#### [YOUR GOAL]
Write the records out again, keeping each line exactly as it is.

====================

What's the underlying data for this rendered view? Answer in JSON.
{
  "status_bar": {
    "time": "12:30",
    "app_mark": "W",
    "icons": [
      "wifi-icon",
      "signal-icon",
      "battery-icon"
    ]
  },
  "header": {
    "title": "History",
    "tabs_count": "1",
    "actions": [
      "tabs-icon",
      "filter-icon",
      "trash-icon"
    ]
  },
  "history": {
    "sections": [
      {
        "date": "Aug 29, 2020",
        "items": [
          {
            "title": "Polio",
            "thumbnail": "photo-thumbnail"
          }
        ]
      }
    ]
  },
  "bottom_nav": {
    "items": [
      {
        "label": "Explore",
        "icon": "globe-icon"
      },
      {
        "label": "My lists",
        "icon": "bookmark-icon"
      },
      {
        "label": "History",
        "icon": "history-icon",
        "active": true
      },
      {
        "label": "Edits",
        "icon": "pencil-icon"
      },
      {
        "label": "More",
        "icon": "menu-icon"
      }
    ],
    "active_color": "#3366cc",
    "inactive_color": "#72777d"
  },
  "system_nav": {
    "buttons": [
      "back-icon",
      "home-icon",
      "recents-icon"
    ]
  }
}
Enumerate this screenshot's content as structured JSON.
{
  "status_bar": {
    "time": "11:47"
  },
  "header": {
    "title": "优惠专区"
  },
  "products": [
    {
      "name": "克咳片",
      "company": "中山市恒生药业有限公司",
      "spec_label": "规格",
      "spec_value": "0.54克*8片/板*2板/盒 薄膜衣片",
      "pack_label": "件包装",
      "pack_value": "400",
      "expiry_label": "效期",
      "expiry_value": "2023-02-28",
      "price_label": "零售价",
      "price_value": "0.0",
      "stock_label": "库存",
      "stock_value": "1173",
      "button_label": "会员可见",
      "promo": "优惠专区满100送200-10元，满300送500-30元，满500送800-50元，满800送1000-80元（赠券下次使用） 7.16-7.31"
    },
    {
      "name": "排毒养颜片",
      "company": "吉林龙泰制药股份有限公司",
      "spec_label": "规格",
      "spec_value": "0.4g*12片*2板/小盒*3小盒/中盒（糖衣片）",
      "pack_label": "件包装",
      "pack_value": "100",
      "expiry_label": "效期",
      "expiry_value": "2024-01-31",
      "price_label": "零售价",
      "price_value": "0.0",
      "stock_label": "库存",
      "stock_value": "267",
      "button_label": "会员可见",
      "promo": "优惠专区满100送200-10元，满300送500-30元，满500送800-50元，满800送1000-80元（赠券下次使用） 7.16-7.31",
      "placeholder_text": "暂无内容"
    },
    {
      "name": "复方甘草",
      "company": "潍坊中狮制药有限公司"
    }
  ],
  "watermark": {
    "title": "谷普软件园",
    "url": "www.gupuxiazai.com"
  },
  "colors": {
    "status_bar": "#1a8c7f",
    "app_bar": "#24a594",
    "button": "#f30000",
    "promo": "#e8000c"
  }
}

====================

#### [EXERCISE ANSWER]
What's the underlying data for this rendered view? Answer in JSON.
{
  "status_bar": {
    "time": "12:30",
    "app_mark": "W",
    "icons": [
      "wifi-icon",
      "signal-icon",
      "battery-icon"
    ]
  },
  "header": {
    "title": "History",
    "tabs_count": "1",
    "actions": [
      "tabs-icon",
      "filter-icon",
      "trash-icon"
    ]
  },
  "history": {
    "sections": [
      {
        "date": "Aug 29, 2020",
        "items": [
          {
            "title": "Polio",
            "thumbnail": "photo-thumbnail"
          }
        ]
      }
    ]
  },
  "bottom_nav": {
    "items": [
      {
        "label": "Explore",
        "icon": "globe-icon"
      },
      {
        "label": "My lists",
        "icon": "bookmark-icon"
      },
      {
        "label": "History",
        "icon": "history-icon",
        "active": true
      },
      {
        "label": "Edits",
        "icon": "pencil-icon"
      },
      {
        "label": "More",
        "icon": "menu-icon"
      }
    ],
    "active_color": "#3366cc",
    "inactive_color": "#72777d"
  },
  "system_nav": {
    "buttons": [
      "back-icon",
      "home-icon",
      "recents-icon"
    ]
  }
}
Enumerate this screenshot's content as structured JSON.
{
  "status_bar": {
    "time": "11:47"
  },
  "header": {
    "title": "优惠专区"
  },
  "products": [
    {
      "name": "克咳片",
      "company": "中山市恒生药业有限公司",
      "spec_label": "规格",
      "spec_value": "0.54克*8片/板*2板/盒 薄膜衣片",
      "pack_label": "件包装",
      "pack_value": "400",
      "expiry_label": "效期",
      "expiry_value": "2023-02-28",
      "price_label": "零售价",
      "price_value": "0.0",
      "stock_label": "库存",
      "stock_value": "1173",
      "button_label": "会员可见",
      "promo": "优惠专区满100送200-10元，满300送500-30元，满500送800-50元，满800送1000-80元（赠券下次使用） 7.16-7.31"
    },
    {
      "name": "排毒养颜片",
      "company": "吉林龙泰制药股份有限公司",
      "spec_label": "规格",
      "spec_value": "0.4g*12片*2板/小盒*3小盒/中盒（糖衣片）",
      "pack_label": "件包装",
      "pack_value": "100",
      "expiry_label": "效期",
      "expiry_value": "2024-01-31",
      "price_label": "零售价",
      "price_value": "0.0",
      "stock_label": "库存",
      "stock_value": "267",
      "button_label": "会员可见",
      "promo": "优惠专区满100送200-10元，满300送500-30元，满500送800-50元，满800送1000-80元（赠券下次使用） 7.16-7.31",
      "placeholder_text": "暂无内容"
    },
    {
      "name": "复方甘草",
      "company": "潍坊中狮制药有限公司"
    }
  ],
  "watermark": {
    "title": "谷普软件园",
    "url": "www.gupuxiazai.com"
  },
  "colors": {
    "status_bar": "#1a8c7f",
    "app_bar": "#24a594",
    "button": "#f30000",
    "promo": "#e8000c"
  }
}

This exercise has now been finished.